Mental health in our schools


The Mirror reporter

For many students, mental illness is a real issue. It affects their ability to perform both academically and socially, putting them at a tough spot in high-school. Between work, tests, changing hormones, and issues affecting one’s mental health, high school can easily be a time of stress and hardships, with these struggles being even greater for LGBTQ youth (who are more likely than their peers to suffer from mental health issues.)

The concoction of struggles in both academic and social spheres can be a dangerous combination for youth who are expected to exceed at one or both. As reported by the CDC, teen suicide rates are on the rise, and so is teen depression, and the causes can be traced back to the struggles these students face in the high school atmosphere.

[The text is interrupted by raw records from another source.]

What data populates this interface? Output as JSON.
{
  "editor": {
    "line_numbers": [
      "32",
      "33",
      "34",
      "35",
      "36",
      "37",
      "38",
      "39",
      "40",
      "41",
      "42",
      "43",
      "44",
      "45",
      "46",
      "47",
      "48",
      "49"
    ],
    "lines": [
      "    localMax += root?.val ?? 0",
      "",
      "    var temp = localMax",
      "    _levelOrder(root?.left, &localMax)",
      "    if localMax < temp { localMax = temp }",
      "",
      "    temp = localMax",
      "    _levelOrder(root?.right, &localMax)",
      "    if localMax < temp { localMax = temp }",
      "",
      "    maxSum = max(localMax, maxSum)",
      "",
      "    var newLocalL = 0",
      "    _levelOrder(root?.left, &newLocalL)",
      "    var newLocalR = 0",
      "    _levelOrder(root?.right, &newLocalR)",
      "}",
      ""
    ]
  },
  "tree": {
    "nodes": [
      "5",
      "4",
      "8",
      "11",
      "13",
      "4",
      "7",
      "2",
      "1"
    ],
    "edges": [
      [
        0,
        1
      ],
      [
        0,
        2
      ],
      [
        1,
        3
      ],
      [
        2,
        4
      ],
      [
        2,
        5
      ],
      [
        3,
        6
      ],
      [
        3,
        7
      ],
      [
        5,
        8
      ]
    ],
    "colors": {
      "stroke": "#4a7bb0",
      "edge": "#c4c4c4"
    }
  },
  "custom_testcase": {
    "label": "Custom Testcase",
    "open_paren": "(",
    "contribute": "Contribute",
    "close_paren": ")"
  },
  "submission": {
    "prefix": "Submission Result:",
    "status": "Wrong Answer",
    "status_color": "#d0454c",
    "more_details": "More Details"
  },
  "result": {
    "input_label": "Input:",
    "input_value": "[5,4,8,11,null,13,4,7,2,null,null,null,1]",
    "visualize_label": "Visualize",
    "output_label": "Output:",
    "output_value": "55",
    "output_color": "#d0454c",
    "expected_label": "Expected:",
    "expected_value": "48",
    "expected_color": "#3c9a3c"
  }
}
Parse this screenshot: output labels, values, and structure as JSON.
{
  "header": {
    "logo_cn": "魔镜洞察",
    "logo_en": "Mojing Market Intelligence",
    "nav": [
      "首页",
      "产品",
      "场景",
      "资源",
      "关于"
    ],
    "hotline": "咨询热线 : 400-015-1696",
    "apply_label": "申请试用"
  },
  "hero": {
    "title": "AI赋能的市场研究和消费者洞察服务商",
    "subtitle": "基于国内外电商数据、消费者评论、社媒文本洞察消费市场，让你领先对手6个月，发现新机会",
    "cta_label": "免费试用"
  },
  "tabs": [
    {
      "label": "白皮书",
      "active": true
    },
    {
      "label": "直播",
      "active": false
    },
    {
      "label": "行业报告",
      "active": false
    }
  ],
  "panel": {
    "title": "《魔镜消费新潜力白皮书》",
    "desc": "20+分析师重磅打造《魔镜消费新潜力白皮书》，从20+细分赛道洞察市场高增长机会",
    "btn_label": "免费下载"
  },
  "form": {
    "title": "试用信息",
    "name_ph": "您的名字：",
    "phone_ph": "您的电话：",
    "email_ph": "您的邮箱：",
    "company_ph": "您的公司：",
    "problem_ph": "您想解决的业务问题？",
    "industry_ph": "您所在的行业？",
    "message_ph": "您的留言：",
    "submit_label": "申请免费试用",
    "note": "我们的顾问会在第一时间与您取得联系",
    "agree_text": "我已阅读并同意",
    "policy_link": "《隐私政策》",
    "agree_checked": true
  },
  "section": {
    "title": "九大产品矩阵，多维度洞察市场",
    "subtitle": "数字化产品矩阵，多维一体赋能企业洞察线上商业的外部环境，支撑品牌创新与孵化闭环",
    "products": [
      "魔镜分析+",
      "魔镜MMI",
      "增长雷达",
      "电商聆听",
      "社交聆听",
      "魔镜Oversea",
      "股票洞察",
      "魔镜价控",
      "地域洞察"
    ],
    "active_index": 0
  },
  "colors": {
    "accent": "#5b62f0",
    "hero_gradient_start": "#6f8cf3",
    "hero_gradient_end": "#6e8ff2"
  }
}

When we look at high school cases of mental health we have to understand the complexity and effect of these illnesses on the afflicted student and how the struggles are more than just what we see.

To a faculty member or fellow student, the student who doesn’t turn in their homework and doesn’t focus in class may just seem lazy and unattentive, but a lot lies underneath.  Several mental illnesses, including depression and anxiety, ADD, ADHD, and several more can have an adverse effect on the ability of a student to concentrate, and several other illnesses make it hard to even CARE about the work that they have.

The problem extends far past just doing school work though. Irritability, pessimism, loss of interest, and other antisocial behaviors are very present in several disorders and can make it difficult for a student suffering from them to operate in a social atmosphere, and it can have a toxic effect on teens who are afflicted. Social isolation, bullying, feelings of loneliness can drive people to misery.

In our schools, there’s not a lot of leeway for people struggling with mental health issues. Often times both teachers and other staff members aren’t quite inclusive or understanding of issues. Policies such as no late homework or punishment for missing school may seem fair for those who can keep up, but for someone suffering from illness, it’s difficult for them to peel themselves out of bed or to force themselves to do homework. A depressive episode can turn into a major problem once they’ve gotten out of their funk.

What can we do about the struggle of mentally ill students in our schools? Well, the first step is to be aware. The kid who sits next to you may seem just crabby, but she may be struggling with a lot more under the surface. The second step is to be courteous. If someone has a learning disorder, don’t rush them along. If you’re close to someone with mental health issues, try to be supportive of them and their struggles.

We can also help at higher levels by getting our schools and teachers to be more inclusive of mentally ill students. When we create an atmosphere for our mentally ill students and friends to be able to succeed, we can cut down on the amount of misery and the mounting suicide rate while creating a less stressful, more successful atmosphere for us all.